# Records to process
- Opening Delimiter -

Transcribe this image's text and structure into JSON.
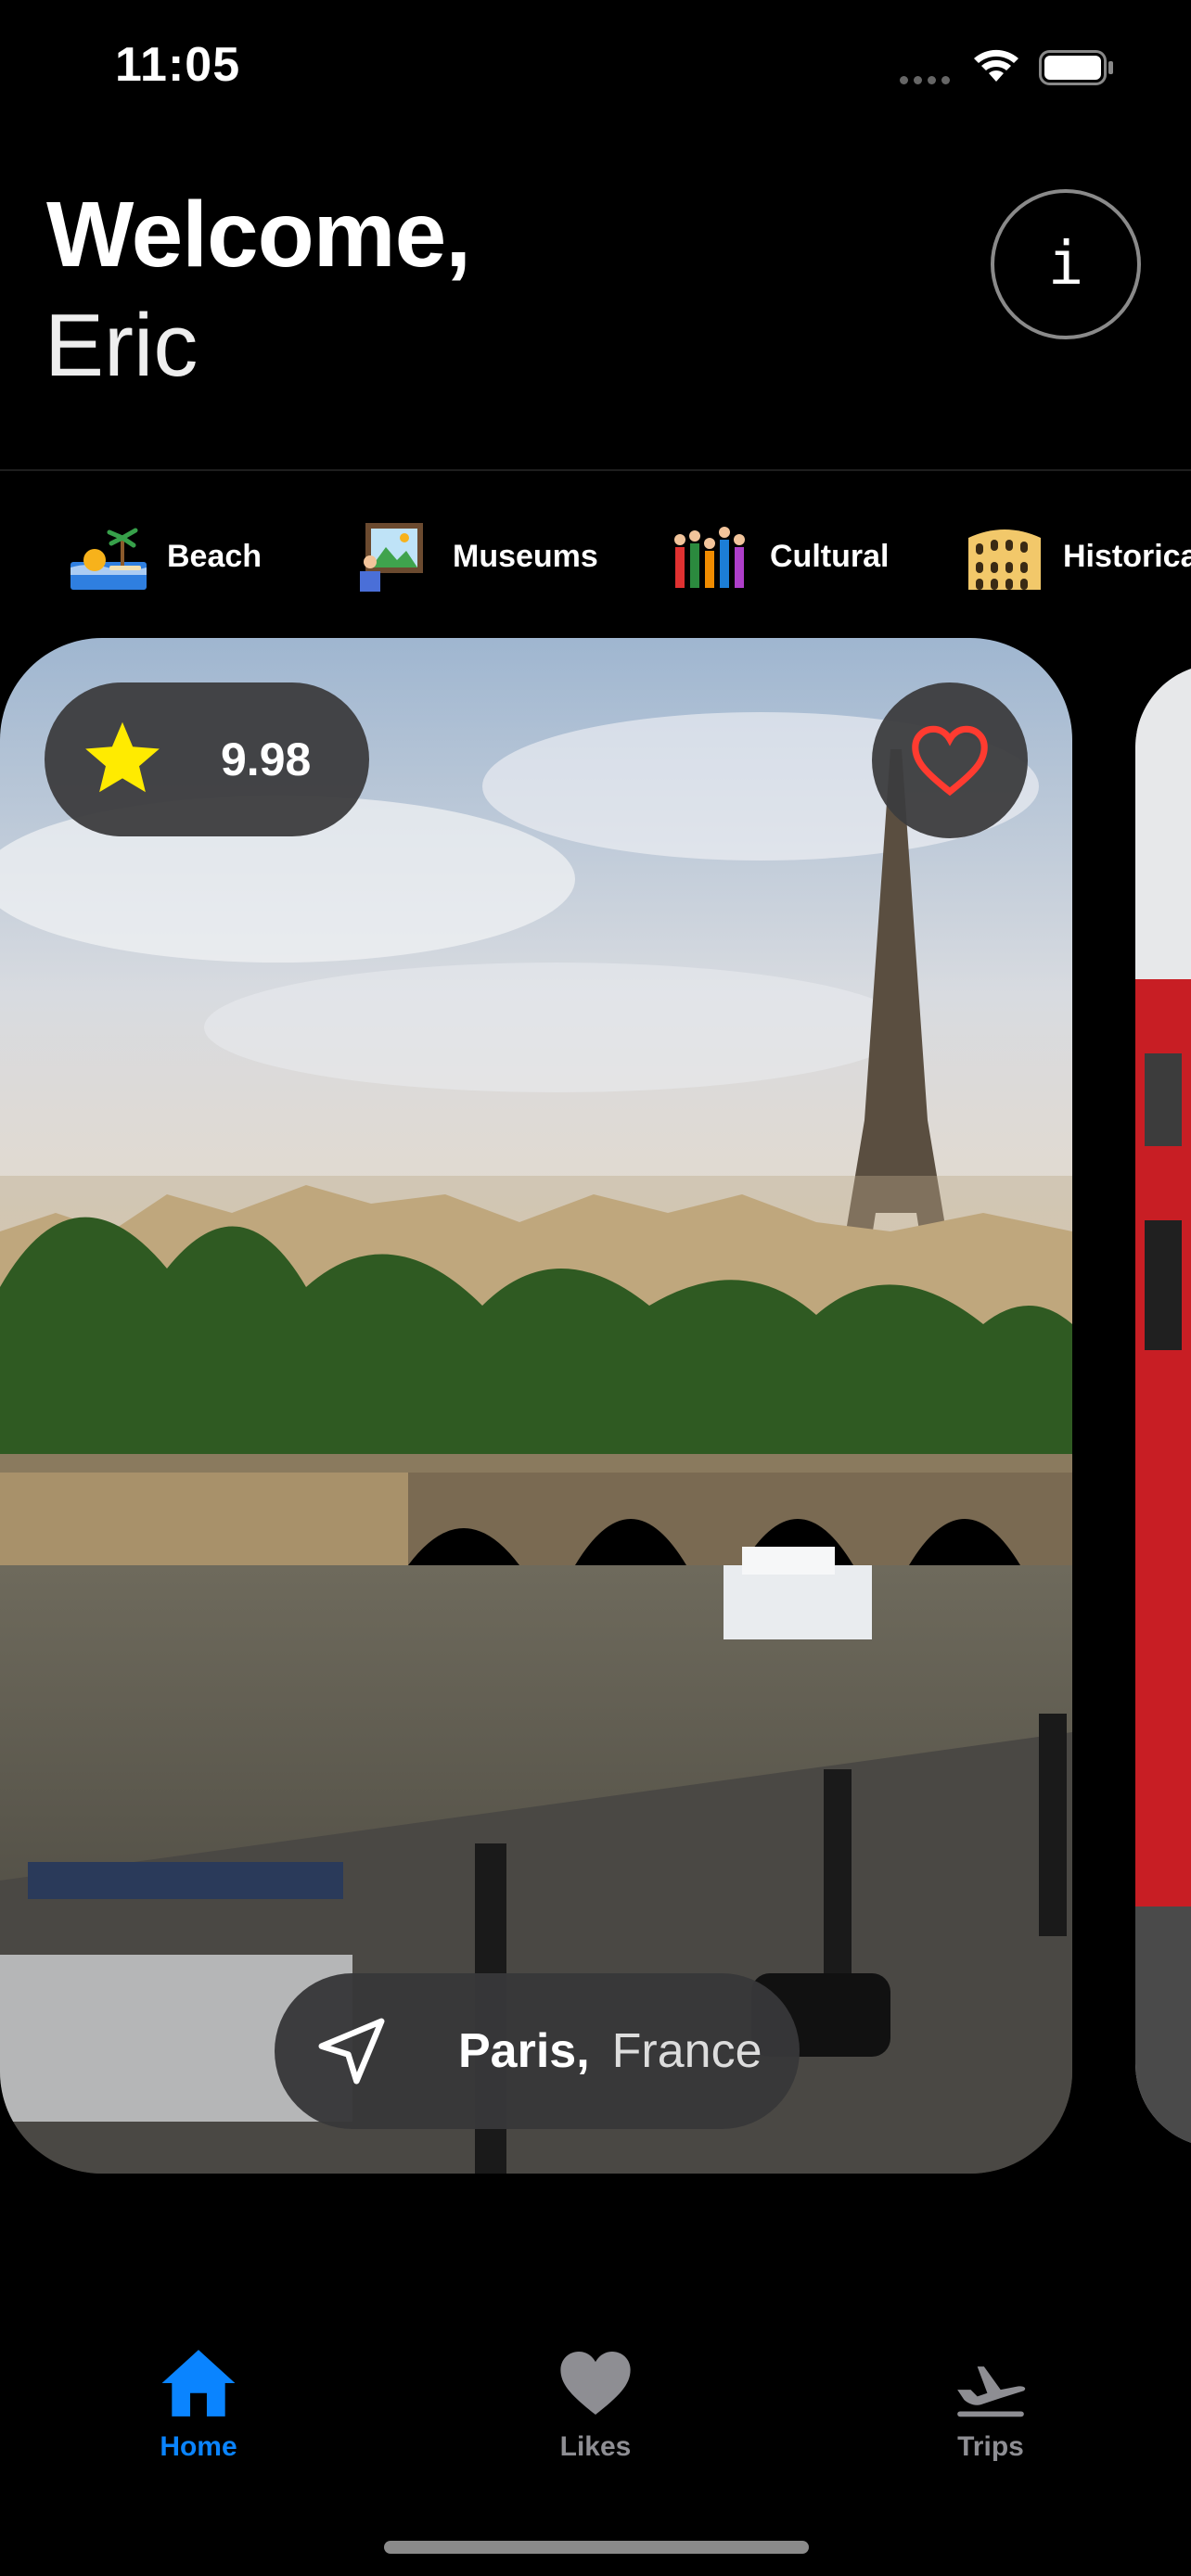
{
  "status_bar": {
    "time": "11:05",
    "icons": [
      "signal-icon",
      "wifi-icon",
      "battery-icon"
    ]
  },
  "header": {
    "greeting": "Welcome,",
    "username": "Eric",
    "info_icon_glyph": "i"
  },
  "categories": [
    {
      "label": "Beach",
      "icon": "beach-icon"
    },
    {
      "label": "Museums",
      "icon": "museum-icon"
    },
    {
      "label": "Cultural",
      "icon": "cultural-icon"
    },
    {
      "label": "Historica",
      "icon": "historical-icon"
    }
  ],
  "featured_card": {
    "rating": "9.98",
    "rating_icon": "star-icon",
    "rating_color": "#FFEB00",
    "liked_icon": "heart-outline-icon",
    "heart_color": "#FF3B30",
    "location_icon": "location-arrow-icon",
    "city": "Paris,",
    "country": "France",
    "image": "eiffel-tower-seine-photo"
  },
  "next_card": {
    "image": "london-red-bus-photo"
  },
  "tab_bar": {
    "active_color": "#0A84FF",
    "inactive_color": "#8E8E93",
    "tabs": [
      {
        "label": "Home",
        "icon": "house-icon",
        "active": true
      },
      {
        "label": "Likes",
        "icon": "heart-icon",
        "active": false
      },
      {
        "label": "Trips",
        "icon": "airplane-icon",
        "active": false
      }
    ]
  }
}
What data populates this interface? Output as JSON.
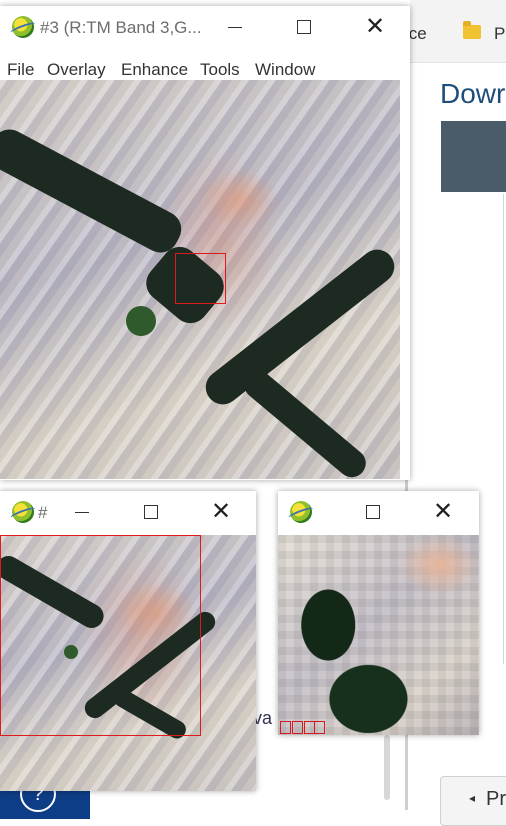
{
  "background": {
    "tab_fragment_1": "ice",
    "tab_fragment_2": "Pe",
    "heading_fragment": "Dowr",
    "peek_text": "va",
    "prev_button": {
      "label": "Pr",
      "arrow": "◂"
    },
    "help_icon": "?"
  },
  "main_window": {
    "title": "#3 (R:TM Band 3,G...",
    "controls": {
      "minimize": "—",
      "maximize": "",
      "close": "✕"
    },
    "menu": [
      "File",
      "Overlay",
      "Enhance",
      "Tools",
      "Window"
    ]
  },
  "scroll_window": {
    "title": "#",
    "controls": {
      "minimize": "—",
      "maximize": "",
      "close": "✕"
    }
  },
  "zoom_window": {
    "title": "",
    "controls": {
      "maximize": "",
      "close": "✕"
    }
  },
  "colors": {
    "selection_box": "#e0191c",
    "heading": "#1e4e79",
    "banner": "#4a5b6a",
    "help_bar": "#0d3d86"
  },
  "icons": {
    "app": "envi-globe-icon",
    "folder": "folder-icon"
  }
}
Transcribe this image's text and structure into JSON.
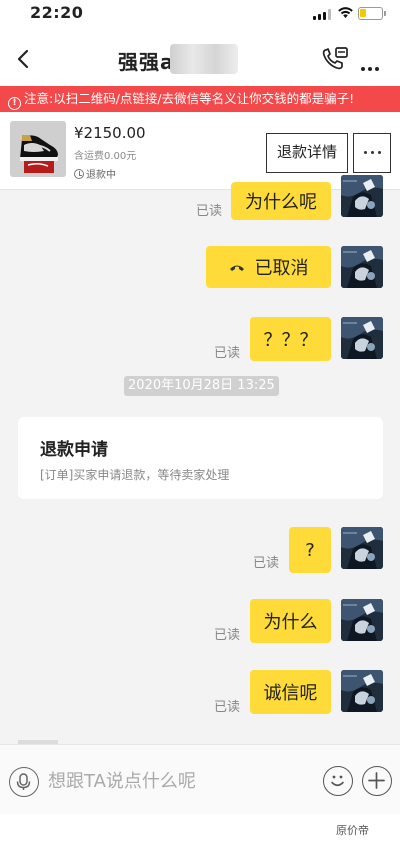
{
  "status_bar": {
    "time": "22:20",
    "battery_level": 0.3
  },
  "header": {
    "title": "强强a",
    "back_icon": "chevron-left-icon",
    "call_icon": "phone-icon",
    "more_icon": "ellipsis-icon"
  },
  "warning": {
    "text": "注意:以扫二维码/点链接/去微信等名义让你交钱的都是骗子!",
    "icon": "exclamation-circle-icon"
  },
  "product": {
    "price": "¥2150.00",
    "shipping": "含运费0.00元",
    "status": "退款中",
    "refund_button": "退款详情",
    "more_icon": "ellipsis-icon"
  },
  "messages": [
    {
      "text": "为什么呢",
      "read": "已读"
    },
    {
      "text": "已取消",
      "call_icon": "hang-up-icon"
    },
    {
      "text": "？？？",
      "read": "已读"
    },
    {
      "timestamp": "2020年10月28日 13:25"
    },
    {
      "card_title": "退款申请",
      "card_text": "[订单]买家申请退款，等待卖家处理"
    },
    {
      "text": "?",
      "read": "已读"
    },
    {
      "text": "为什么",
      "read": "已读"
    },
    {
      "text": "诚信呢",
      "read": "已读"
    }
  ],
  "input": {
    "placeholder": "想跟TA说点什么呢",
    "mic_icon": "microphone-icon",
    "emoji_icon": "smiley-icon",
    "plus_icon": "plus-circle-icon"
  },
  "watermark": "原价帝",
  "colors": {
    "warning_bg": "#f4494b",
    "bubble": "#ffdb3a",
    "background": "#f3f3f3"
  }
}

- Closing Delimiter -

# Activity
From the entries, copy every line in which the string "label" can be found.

# Output of the task
      "label": "Beach",
      "label": "Museums",
      "label": "Cultural",
      "label": "Historica",
        "label": "Home",
        "label": "Likes",
        "label": "Trips",
      "label": "Pr",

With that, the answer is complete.